Imagine the surprise of some local construction workers in Poland, minding their own business and doing their jobs, when suddenly they happen upon an ancient burial ground… but not just any burial ground, of course. These… were vampire burials.
Four skeletons were found at the site in Gliwice, and all four individuals had been buried with the head cut off and placed between the legs. Polish folk beliefs from this area state that placing a deceased individual’s head between the legs for burial would prevent a potential vampire from finding its way through the ground’s surface and back to the living world. Apparently the vampire would be so preoccupied with finding its head, it wouldn’t bother anyone else.
Archaeologist for the dig, Dr. Jacek Pierzak, told a Polish newspaper that “it’s very difficult to tell when these burials were carried out,” though preliminary thoughts are that the burials took place during the early modern period (Late Middle Ages through to around 1800). Tests will be conducted on the skeletal remains to determine a more precise date.
None of the bodies were buried with any goods or objects—which is quite unusual, and further supports the assertion that the individuals were buried in accordance with folkloric beliefs for preventing alleged vampires from rising and attacking the locals.
The last known instance of a vampire burial in Poland, according to the archaeological record, was found in 1914—and again, the deceased had been decapitated and the skull buried between the knees.
It’s not just senators in modern-day governments who appear to sit around and do nothing, angering taxpayers with their seeming lack of effort to do anything other than collect a paycheque.
No, in fact, senators throughout history have been the targets of angry citizens… such as the Roman senator Fistus. In ancient Rome, the senate was a very wealthy establishment, and for some time, held a considerable amount of power.
The Roman senator Fistus was likely an individual of great wealth, and perhaps due to some decision he made—or didn’t make?—he was cursed. Literally! A 1,600-year-old curse tablet, acquired by the Museo Arcaheological Civico di Bologna (Italy) in the late 19th century, was recently deciphered by Celia Sanchez Natalias of the University of Zaragoza.

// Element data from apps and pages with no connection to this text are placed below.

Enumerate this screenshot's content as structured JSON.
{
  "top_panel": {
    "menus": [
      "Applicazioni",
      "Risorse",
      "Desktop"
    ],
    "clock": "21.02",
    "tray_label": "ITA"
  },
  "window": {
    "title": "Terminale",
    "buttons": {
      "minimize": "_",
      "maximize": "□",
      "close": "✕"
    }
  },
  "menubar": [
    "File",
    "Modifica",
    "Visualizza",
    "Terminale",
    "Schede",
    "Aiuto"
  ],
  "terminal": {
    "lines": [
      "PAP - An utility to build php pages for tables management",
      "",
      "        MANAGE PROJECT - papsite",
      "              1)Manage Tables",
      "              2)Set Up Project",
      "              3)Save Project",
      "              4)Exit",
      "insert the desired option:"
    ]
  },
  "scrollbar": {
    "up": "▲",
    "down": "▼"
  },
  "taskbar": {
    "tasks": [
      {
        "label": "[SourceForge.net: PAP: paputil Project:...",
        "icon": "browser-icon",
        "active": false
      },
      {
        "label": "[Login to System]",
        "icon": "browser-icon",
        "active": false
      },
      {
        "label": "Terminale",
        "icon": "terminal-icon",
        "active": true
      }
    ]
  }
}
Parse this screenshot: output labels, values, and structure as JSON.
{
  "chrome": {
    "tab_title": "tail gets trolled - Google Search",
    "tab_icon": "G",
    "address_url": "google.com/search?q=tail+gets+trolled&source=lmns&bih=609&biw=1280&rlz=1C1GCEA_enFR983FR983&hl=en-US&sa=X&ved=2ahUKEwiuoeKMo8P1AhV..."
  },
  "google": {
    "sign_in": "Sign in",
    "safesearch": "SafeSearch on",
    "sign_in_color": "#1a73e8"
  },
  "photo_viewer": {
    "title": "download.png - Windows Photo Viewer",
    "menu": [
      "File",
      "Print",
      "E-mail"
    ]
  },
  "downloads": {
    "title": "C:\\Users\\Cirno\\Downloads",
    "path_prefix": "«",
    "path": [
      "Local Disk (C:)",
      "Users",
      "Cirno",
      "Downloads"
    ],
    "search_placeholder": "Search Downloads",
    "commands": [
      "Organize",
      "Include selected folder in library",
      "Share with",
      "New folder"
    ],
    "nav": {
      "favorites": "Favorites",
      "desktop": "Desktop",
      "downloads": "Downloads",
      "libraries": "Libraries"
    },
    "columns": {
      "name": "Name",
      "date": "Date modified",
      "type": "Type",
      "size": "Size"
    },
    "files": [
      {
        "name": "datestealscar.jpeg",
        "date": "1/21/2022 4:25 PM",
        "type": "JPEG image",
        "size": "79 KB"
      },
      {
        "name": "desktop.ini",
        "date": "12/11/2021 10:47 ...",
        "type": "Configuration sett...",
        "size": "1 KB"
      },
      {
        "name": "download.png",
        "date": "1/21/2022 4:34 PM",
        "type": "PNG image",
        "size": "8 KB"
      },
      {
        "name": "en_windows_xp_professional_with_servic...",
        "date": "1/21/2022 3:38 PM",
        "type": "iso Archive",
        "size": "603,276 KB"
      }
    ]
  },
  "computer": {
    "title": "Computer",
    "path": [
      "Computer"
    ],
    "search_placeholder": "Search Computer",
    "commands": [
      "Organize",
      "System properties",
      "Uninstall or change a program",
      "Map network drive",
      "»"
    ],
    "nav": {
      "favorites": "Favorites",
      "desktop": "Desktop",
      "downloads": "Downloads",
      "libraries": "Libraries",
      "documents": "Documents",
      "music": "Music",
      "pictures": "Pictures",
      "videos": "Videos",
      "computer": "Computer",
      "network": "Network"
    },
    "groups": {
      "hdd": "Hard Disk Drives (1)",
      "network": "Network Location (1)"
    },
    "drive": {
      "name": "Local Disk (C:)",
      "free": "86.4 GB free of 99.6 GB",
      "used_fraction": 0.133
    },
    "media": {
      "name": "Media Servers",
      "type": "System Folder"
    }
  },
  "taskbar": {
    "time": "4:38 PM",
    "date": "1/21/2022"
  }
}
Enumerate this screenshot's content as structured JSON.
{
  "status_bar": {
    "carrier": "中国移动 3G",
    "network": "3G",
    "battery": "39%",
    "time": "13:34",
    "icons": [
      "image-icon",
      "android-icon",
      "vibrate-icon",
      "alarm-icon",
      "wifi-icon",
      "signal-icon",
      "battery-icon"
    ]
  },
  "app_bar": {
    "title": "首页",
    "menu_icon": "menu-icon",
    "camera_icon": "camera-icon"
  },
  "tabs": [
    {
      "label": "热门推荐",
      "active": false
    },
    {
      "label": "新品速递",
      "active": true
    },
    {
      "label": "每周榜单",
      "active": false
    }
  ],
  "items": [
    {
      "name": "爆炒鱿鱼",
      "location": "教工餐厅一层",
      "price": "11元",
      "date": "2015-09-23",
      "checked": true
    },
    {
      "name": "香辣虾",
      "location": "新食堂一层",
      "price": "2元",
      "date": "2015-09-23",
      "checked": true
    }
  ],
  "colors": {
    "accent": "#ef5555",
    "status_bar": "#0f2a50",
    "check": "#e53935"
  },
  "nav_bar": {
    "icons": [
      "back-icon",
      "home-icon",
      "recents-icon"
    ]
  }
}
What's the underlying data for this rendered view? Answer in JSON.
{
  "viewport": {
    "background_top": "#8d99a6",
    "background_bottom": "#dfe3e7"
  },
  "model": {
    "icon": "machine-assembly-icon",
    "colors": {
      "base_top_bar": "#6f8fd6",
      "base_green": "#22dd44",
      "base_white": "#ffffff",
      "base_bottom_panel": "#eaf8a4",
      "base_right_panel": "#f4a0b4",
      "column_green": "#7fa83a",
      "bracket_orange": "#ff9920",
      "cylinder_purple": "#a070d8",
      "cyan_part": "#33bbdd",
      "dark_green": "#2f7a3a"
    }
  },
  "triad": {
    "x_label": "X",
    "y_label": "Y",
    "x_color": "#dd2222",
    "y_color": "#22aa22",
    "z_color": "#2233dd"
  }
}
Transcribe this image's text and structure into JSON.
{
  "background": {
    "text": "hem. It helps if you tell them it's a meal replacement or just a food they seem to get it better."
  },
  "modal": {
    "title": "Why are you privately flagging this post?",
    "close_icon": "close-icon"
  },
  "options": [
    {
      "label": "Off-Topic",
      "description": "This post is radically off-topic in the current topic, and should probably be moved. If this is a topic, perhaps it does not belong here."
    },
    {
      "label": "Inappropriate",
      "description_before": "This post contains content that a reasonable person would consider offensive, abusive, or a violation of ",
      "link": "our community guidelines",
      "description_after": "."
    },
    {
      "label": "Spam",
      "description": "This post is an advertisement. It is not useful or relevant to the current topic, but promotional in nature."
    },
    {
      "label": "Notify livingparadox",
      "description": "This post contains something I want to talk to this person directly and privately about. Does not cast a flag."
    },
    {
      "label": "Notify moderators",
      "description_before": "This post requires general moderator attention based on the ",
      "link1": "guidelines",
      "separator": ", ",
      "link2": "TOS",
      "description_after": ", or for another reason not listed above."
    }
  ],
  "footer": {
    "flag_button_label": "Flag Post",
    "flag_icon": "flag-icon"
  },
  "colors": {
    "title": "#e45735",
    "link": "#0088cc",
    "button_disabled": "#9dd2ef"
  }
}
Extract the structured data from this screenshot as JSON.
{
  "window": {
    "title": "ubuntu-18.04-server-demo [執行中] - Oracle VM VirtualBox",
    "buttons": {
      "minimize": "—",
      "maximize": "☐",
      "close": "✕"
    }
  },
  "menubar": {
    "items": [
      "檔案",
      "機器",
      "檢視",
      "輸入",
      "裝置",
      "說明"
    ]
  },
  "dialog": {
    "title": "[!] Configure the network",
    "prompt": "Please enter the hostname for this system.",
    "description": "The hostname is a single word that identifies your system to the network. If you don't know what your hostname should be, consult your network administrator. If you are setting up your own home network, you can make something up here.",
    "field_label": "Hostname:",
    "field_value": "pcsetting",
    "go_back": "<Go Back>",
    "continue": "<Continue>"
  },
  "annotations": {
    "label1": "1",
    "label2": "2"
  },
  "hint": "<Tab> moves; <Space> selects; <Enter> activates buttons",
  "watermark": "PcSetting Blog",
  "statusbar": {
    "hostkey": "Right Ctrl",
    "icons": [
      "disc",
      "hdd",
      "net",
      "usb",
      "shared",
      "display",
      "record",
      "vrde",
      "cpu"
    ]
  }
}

Whoever wrote the curse definitely had no qualms about expressing their hatred for the senator. The Latin expression for “crush” is used four times in the curse:
“Crush, kill Fistus the senator … may Fistus dilute, languish, sink, and may all his limbs dissolve…”
It’s arguably worse than a present-day attack ad! And the wording is interestingly Greek in form.
The lead tablet containing the curse shows a depiction of the Greek goddess Hecate, who has serpents in her hair and an eight-pointed star covering her delicate lady parts.
Hecate is also directly invocated on the tablet… and sadly enough, we may never know if the senator got what the angry party believed he deserved!
According to a study by the University of Chile in Santiago, the hair of mummies from the site of San Pedro de Atacama in Chile has revealed that the ancient people living here between 100 B.C. and 1450 A.D. had a tough time kicking their nicotine habit.
Popular theories on the people in this region, prior to the study, centered around a short-stinted use of tobacco that led to a greater use of snuffed hallucinogens—but it looks like this new finding refutes that theory rather soundly.
The hair of the mummies showed that nicotine consumption was all-encompassing in terms of the population, with no variation according to wealth or social status. Everyone smoked!
The hair samples came from 56 mummies that were excellently preserved due to the dryness of the soil and high soil salinity in the Atacama Desert. Various objects were buried with the mummies—jewelry, weapons, ceramics, textiles, metals, and various snuffing paraphernalia such as tubes and mortars—and these objects provided researchers with information on the social standing & wealth of each individual.
Nicotine was found in the hair of 35 mummies whose ages at burial ranged from young to old, and the traces of nicotine were unrelated to the snuffing paraphernalia also found buried within the tombs.
While there’s not a whole lot to say about the find as of yet, preliminary thoughts on the unexpected “everyone smoked!” discovery seem to simply be that this pre-Hispanic society wasn’t stratified by the use of nicotine—everyone used it, regardless of social standing, for hundreds of years.
More results on the mummies will be published this October in the Journal of Archaeological Science.